Lyndsay Meikle and her mother, Leanne, used to spend their summers strawberry picking and swimming in their backyard pool.
“I have a lot of memories with her swimming,” said Meikle, a community studies student.
These memories were on Meikle’s mind on March 22 when she and her teammates participated in the Relay for Life event held at Algonquin. During the event at the lumineers table, Meikle wrote her mom’s name on a white paper bag. She then gently placed it in a pile that were already decorated and will later on be among the side of the race course.
These bags, called lumineers, are just one of the symbols of the Relay for Life event.
When Meikle was seven years old, Leanne was holding a tray of cookie to the guys who were building the pool at the new house. She tripped over Meikle’s boots causing her to brake her ankle and was brought to the hospital. Upon examination of her ankle, they found a mole so they looked at that.
They discovered that she had skin cancer.
Leanne fought cancer and did chemotherapy for six months, but in March 2008 she died.
At this year’s Relay for Life event, Meikle and her team raised the most money in the days counting down to the event. For Meikle and the other participants, the event is a way to raise money to stop cancer and show people that they can make a difference.
“It’s a chance to come to terms with things, and to reflect and celebrate who have passed or who have beaten cancer,” said Meikle, who was her team’s captain.
Participants enjoyed their time with board games, water pong, tight roping, jumping on a bouncy castle or walking laps around the track.
Students created a team to raise money for the Canadian Cancer Society and with the funds it helps further the research and supports the patients.

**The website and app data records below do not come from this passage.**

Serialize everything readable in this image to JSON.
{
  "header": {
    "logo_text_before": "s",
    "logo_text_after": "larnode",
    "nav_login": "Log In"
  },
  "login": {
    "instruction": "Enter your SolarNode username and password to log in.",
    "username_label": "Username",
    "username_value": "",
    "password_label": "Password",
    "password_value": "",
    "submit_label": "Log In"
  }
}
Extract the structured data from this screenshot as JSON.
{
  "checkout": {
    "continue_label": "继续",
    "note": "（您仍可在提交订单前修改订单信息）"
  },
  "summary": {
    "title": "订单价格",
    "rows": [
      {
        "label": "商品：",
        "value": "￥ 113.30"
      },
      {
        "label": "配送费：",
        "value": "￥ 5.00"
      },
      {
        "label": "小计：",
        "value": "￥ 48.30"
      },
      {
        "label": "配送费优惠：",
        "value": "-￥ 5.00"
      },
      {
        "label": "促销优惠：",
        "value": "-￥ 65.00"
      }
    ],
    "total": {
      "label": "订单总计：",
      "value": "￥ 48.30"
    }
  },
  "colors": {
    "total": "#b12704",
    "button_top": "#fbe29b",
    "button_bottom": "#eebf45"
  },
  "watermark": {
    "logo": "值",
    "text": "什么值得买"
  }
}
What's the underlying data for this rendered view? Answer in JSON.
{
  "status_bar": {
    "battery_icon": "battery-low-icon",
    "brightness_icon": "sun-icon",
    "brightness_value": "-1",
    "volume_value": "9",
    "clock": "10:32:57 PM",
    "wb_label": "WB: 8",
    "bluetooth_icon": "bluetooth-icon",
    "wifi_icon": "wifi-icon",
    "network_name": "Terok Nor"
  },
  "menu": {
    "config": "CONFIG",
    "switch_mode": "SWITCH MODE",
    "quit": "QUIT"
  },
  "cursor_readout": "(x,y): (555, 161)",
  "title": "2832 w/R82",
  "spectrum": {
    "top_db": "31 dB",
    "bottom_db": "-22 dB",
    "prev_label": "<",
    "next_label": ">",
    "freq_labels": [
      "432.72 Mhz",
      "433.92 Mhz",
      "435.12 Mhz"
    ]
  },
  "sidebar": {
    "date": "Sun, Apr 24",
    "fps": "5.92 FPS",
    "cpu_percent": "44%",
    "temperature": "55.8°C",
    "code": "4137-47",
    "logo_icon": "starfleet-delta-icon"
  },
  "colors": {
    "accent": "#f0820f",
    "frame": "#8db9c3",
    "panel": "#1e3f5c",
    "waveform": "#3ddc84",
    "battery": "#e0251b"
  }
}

Kelsey Munro and Caitlin Bauer, co-chairs, work side by side to plan the whole event.
Munro started Relay For Life at the college three years ago. She built the club from scratch and it evolved into a welcoming committee that plans the event to make it a success. The years throughout that Munro helped plan relay, she ends her chapter of being co-chair due to her being in her last year of school.
“In the last few days, it’s really hit me. My whole identity has been relay for life,” said Munro.
She participates in the relay because many people in her life have had cancer. A close family friend who was active in the cancer community was diagnosed with bone cancer. Munro was visited her at her cottage and saw her sitting on the couch. She realized that the disease was a difficult to live with.
For Bauer, she participates in the relay for her grandparents. Cancer runs through her family and while she was in high school, it motivated her to raise the funds to support her love ones and others too.
“With Relay For Life, I’m able to make a change,” said Bauer. “I’m able to help: the medicine that comes along, earlier diagnosis, more prevention and be able to not fear it as much.”
Among the many survivors that attended was Robert Hamilton. He ate healthily, exercised regularly and never thought that he would be diagnosed colorectal cancer.
“There was zero symptoms at all. It slowly grew and I didn’t know what to do.
“The statistics are there. It could happen to you — or someone beside you — and it’s scary to think about it but it’s true,” said Hamilton.
With the experience he went through, he tells his story for others to realize that cancer can affect people who have it or not.
With Munro stepping down as co-chair and passing the torch down to Bauer, they’ve made a great connection with each other and have faith that next year will be even better.
At the end of the night they’d raised $16,325.33, and it’s still growing. Teams will be accepting donations until April 21.